Is it necessary to have a veterinarian present during dog first aid procedures?
The involvement of a veterinarian during dog first aid procedures is not necessary, but their expertise can be invaluable. Immediate action is crucial in saving a dog’s life, and having a vet present can ensure proper diagnosis and treatment.
Are there any specific breeds that require different first aid techniques?
Specific breed considerations are necessary in dog first aid techniques, particularly for brachycephalic breeds. These dogs have unique anatomical features that require special attention and modified procedures to ensure their safety and well-being.

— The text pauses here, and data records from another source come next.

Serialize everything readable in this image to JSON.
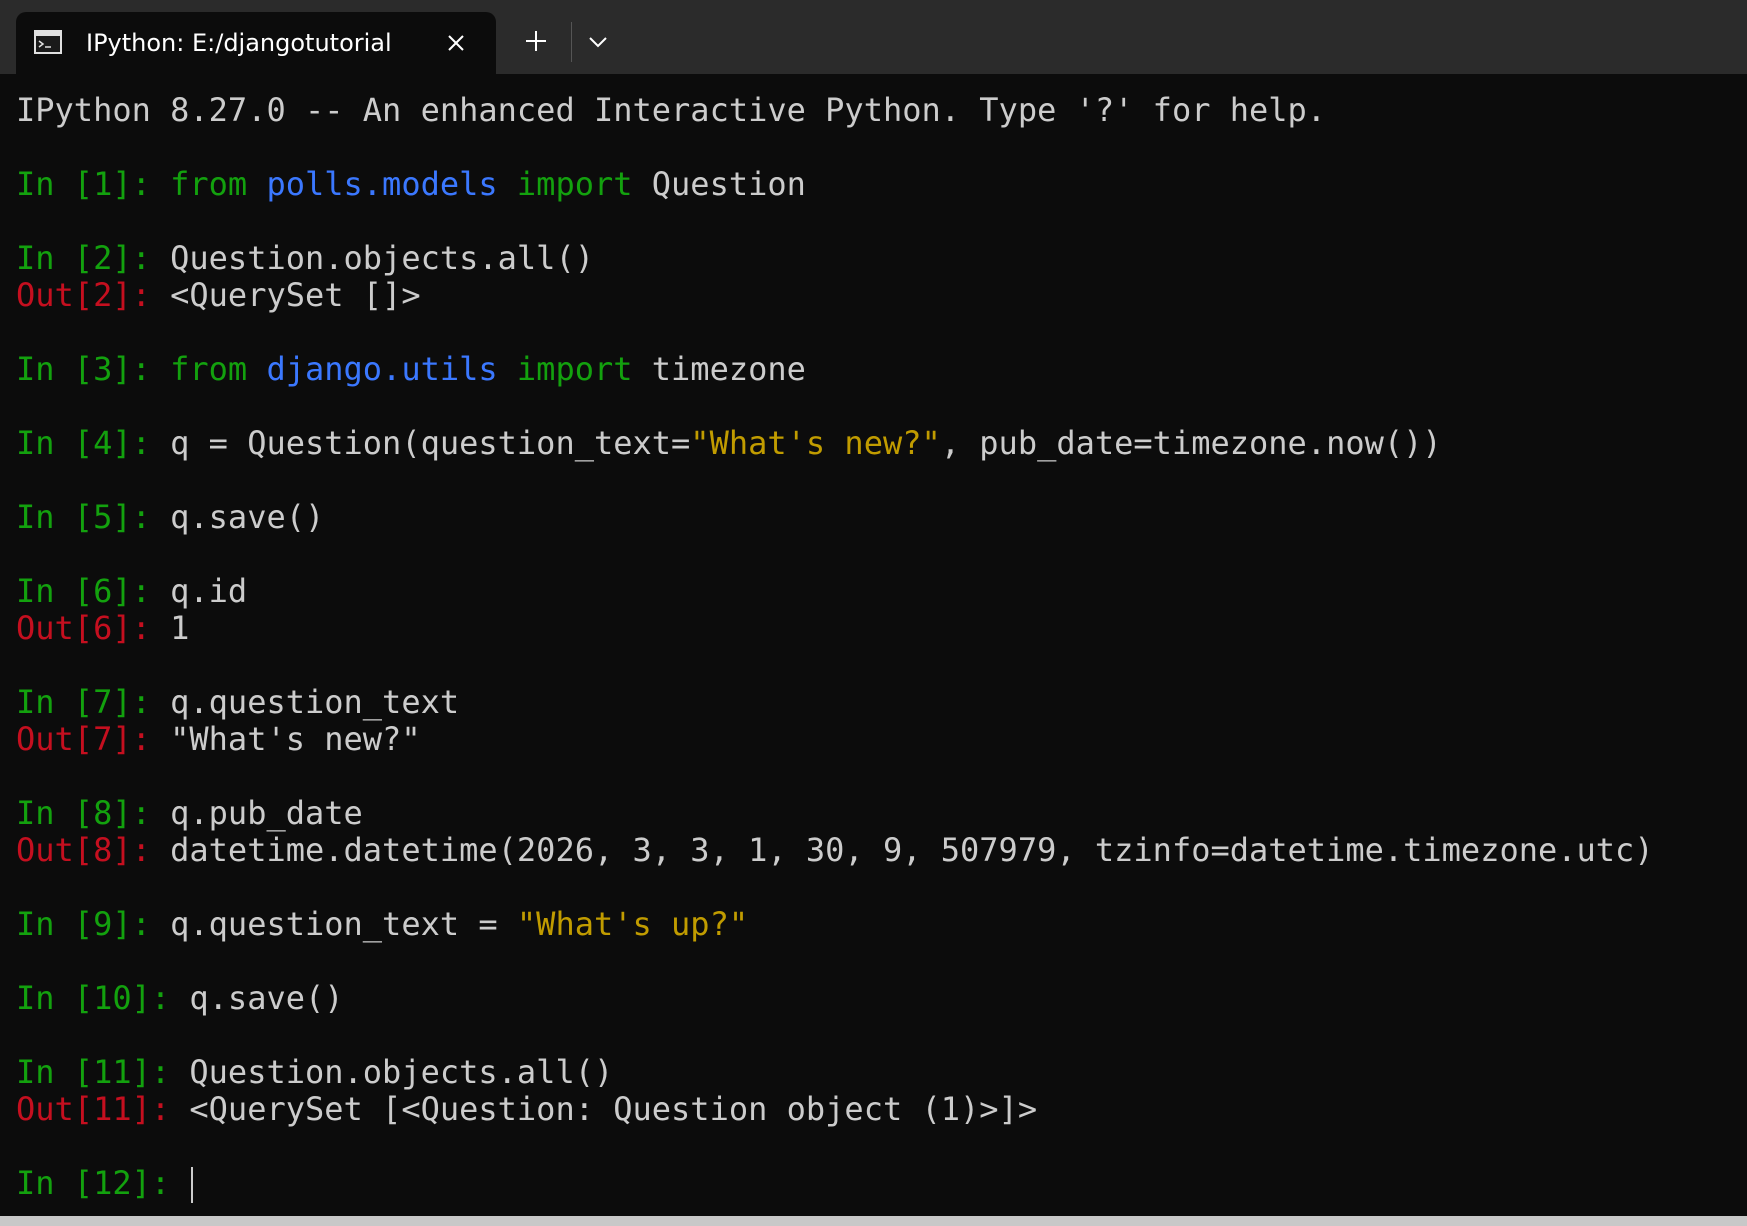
{
  "window": {
    "tab_title": "IPython: E:/djangotutorial",
    "icons": {
      "tab": "terminal-icon",
      "close": "close-icon",
      "new_tab": "plus-icon",
      "dropdown": "chevron-down-icon"
    }
  },
  "colors": {
    "background": "#0c0c0c",
    "prompt_in": "#13a10e",
    "prompt_out": "#c50f1f",
    "module": "#3b78ff",
    "string": "#c19c00",
    "text": "#cccccc"
  },
  "terminal": {
    "banner": "IPython 8.27.0 -- An enhanced Interactive Python. Type '?' for help.",
    "cells": [
      {
        "in_prompt": "In [1]: ",
        "code": [
          {
            "t": "from",
            "c": "g"
          },
          {
            "t": " ",
            "c": "d"
          },
          {
            "t": "polls.models",
            "c": "b"
          },
          {
            "t": " ",
            "c": "d"
          },
          {
            "t": "import",
            "c": "g"
          },
          {
            "t": " Question",
            "c": "d"
          }
        ]
      },
      {
        "in_prompt": "In [2]: ",
        "code": [
          {
            "t": "Question.objects.all()",
            "c": "d"
          }
        ],
        "out_prompt": "Out[2]: ",
        "output": "<QuerySet []>"
      },
      {
        "in_prompt": "In [3]: ",
        "code": [
          {
            "t": "from",
            "c": "g"
          },
          {
            "t": " ",
            "c": "d"
          },
          {
            "t": "django.utils",
            "c": "b"
          },
          {
            "t": " ",
            "c": "d"
          },
          {
            "t": "import",
            "c": "g"
          },
          {
            "t": " timezone",
            "c": "d"
          }
        ]
      },
      {
        "in_prompt": "In [4]: ",
        "code": [
          {
            "t": "q = Question(question_text=",
            "c": "d"
          },
          {
            "t": "\"What's new?\"",
            "c": "y"
          },
          {
            "t": ", pub_date=timezone.now())",
            "c": "d"
          }
        ]
      },
      {
        "in_prompt": "In [5]: ",
        "code": [
          {
            "t": "q.save()",
            "c": "d"
          }
        ]
      },
      {
        "in_prompt": "In [6]: ",
        "code": [
          {
            "t": "q.id",
            "c": "d"
          }
        ],
        "out_prompt": "Out[6]: ",
        "output": "1"
      },
      {
        "in_prompt": "In [7]: ",
        "code": [
          {
            "t": "q.question_text",
            "c": "d"
          }
        ],
        "out_prompt": "Out[7]: ",
        "output": "\"What's new?\""
      },
      {
        "in_prompt": "In [8]: ",
        "code": [
          {
            "t": "q.pub_date",
            "c": "d"
          }
        ],
        "out_prompt": "Out[8]: ",
        "output": "datetime.datetime(2026, 3, 3, 1, 30, 9, 507979, tzinfo=datetime.timezone.utc)"
      },
      {
        "in_prompt": "In [9]: ",
        "code": [
          {
            "t": "q.question_text = ",
            "c": "d"
          },
          {
            "t": "\"What's up?\"",
            "c": "y"
          }
        ]
      },
      {
        "in_prompt": "In [10]: ",
        "code": [
          {
            "t": "q.save()",
            "c": "d"
          }
        ]
      },
      {
        "in_prompt": "In [11]: ",
        "code": [
          {
            "t": "Question.objects.all()",
            "c": "d"
          }
        ],
        "out_prompt": "Out[11]: ",
        "output": "<QuerySet [<Question: Question object (1)>]>"
      }
    ],
    "current_prompt": "In [12]: "
  }
}
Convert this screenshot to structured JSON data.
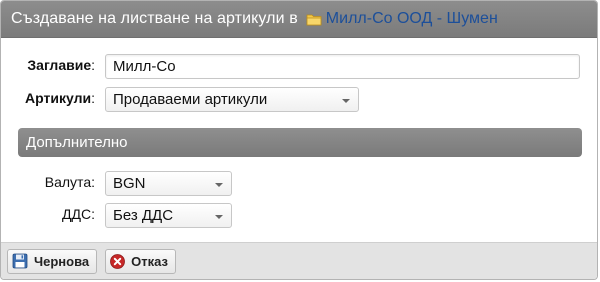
{
  "dialog": {
    "title": "Създаване на листване на артикули в",
    "folder_link": "Милл-Со ООД - Шумен"
  },
  "form": {
    "title_label": "Заглавие",
    "title_value": "Милл-Со",
    "articles_label": "Артикули",
    "articles_value": "Продаваеми артикули",
    "section_label": "Допълнително",
    "currency_label": "Валута:",
    "currency_value": "BGN",
    "vat_label": "ДДС:",
    "vat_value": "Без ДДС"
  },
  "footer": {
    "draft_label": "Чернова",
    "cancel_label": "Отказ"
  },
  "colors": {
    "title_bar": "#838383",
    "link": "#1c4f9a",
    "section_bar": "#858585",
    "cancel_icon": "#c62828",
    "draft_icon": "#3d6fb0"
  },
  "icons": [
    "folder-icon",
    "save-icon",
    "cancel-icon",
    "chevron-down-icon"
  ]
}
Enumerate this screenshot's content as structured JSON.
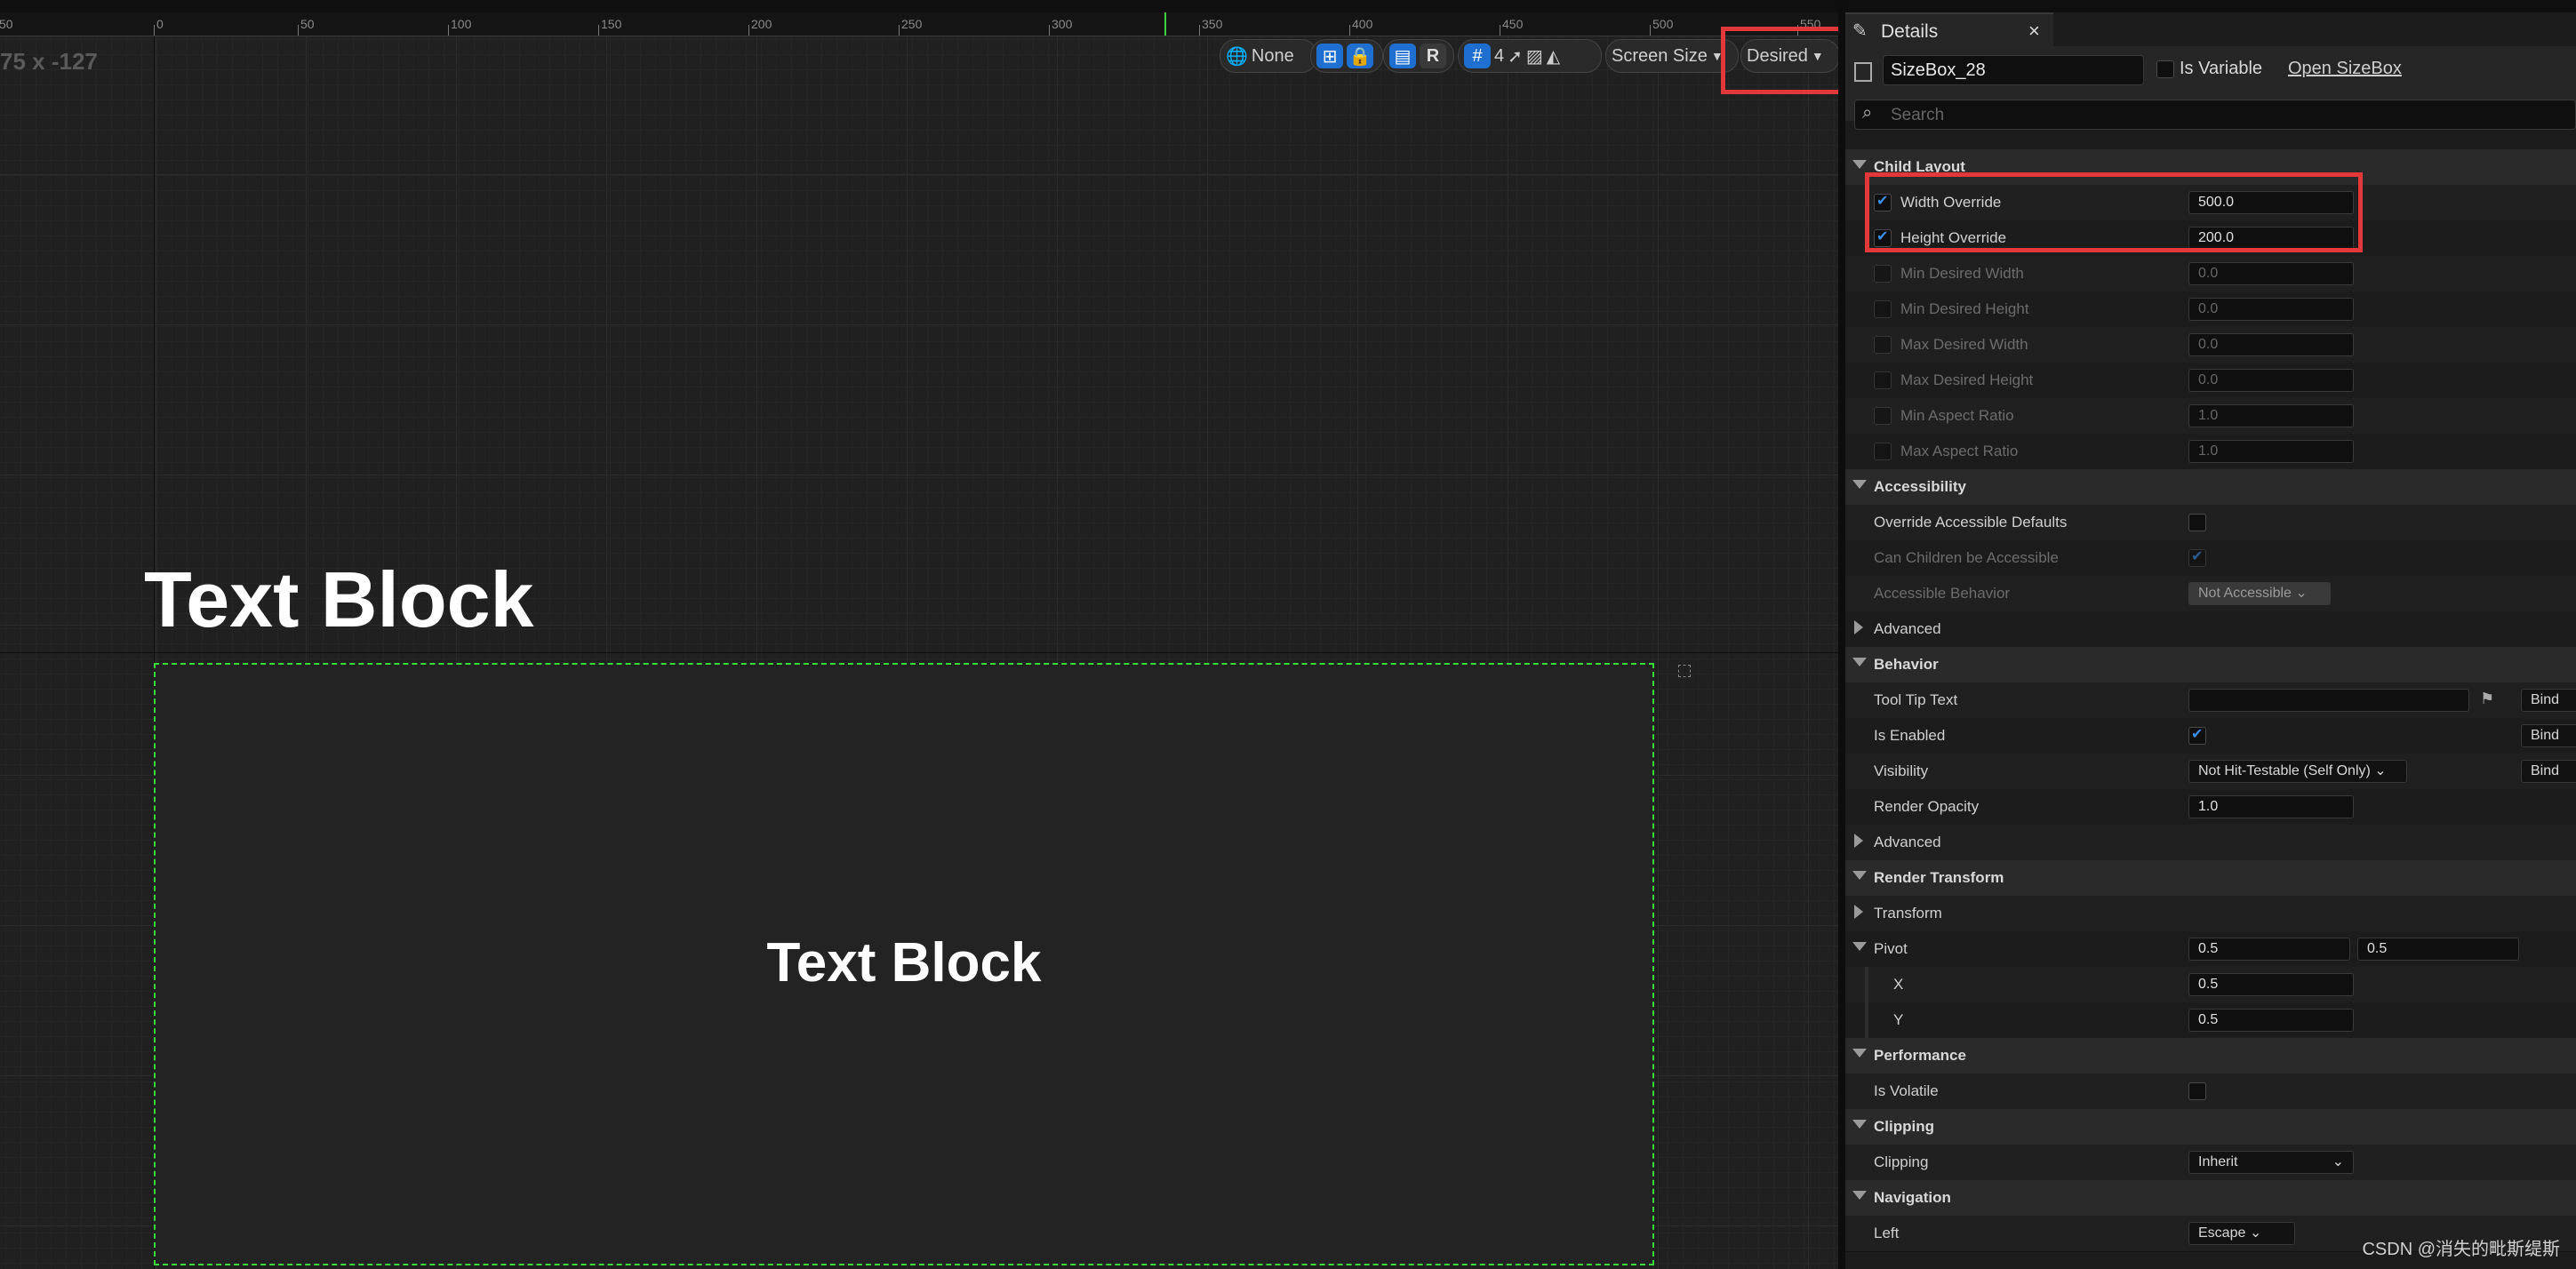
{
  "designer": {
    "coords": "75 x -127",
    "ruler_labels": [
      "50",
      "0",
      "50",
      "100",
      "150",
      "200",
      "250",
      "300",
      "350",
      "400",
      "450",
      "500",
      "550"
    ],
    "toolbar": {
      "none_label": "None",
      "r_label": "R",
      "grid_value": "4",
      "screen_size_label": "Screen Size",
      "desired_label": "Desired"
    },
    "canvas_text_top": "Text Block",
    "canvas_text_inner": "Text Block"
  },
  "details": {
    "tab_title": "Details",
    "close_glyph": "×",
    "widget_name": "SizeBox_28",
    "is_variable_label": "Is Variable",
    "open_link": "Open SizeBox",
    "search_placeholder": "Search",
    "sections": {
      "child_layout": {
        "title": "Child Layout",
        "width_override": {
          "label": "Width Override",
          "value": "500.0"
        },
        "height_override": {
          "label": "Height Override",
          "value": "200.0"
        },
        "min_desired_width": {
          "label": "Min Desired Width",
          "value": "0.0"
        },
        "min_desired_height": {
          "label": "Min Desired Height",
          "value": "0.0"
        },
        "max_desired_width": {
          "label": "Max Desired Width",
          "value": "0.0"
        },
        "max_desired_height": {
          "label": "Max Desired Height",
          "value": "0.0"
        },
        "min_aspect_ratio": {
          "label": "Min Aspect Ratio",
          "value": "1.0"
        },
        "max_aspect_ratio": {
          "label": "Max Aspect Ratio",
          "value": "1.0"
        }
      },
      "accessibility": {
        "title": "Accessibility",
        "override_defaults": "Override Accessible Defaults",
        "can_children": "Can Children be Accessible",
        "behavior_label": "Accessible Behavior",
        "behavior_value": "Not Accessible",
        "advanced": "Advanced"
      },
      "behavior": {
        "title": "Behavior",
        "tooltip": "Tool Tip Text",
        "is_enabled": "Is Enabled",
        "visibility": "Visibility",
        "visibility_value": "Not Hit-Testable (Self Only)",
        "render_opacity": "Render Opacity",
        "render_opacity_value": "1.0",
        "bind": "Bind",
        "advanced": "Advanced"
      },
      "render_transform": {
        "title": "Render Transform",
        "transform": "Transform",
        "pivot": "Pivot",
        "pivot_x_value": "0.5",
        "pivot_y_value": "0.5",
        "x_label": "X",
        "x_value": "0.5",
        "y_label": "Y",
        "y_value": "0.5"
      },
      "performance": {
        "title": "Performance",
        "is_volatile": "Is Volatile"
      },
      "clipping": {
        "title": "Clipping",
        "clipping": "Clipping",
        "clipping_value": "Inherit"
      },
      "navigation": {
        "title": "Navigation",
        "left": "Left",
        "left_value": "Escape"
      }
    },
    "footer": "CSDN @消失的毗斯缇斯"
  },
  "colors": {
    "highlight_red": "#e2383a",
    "selection_green": "#3adc3a",
    "accent_blue": "#1f6fd1"
  }
}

In conclusion, dog first aid and CPR training is an essential skill for any dog owner or caregiver. By recognizing common injuries and illnesses, understanding basic dog anatomy and physiology, and creating a well-stocked first aid kit, one can effectively assess and stabilize an injured dog. Additionally, knowing how to administer CPR to a dog can be life-saving in emergency situations. Recognizing signs of heatstroke and hypothermia, managing fractures and sprains, as well as learning safe methods of transporting an injured dog are crucial aspects of providing immediate care. Seeking out resources for further training in this field will enhance one’s ability to handle emergencies confidently. Remember that knowledge is power when it comes to ensuring the health and safety of our furry friends.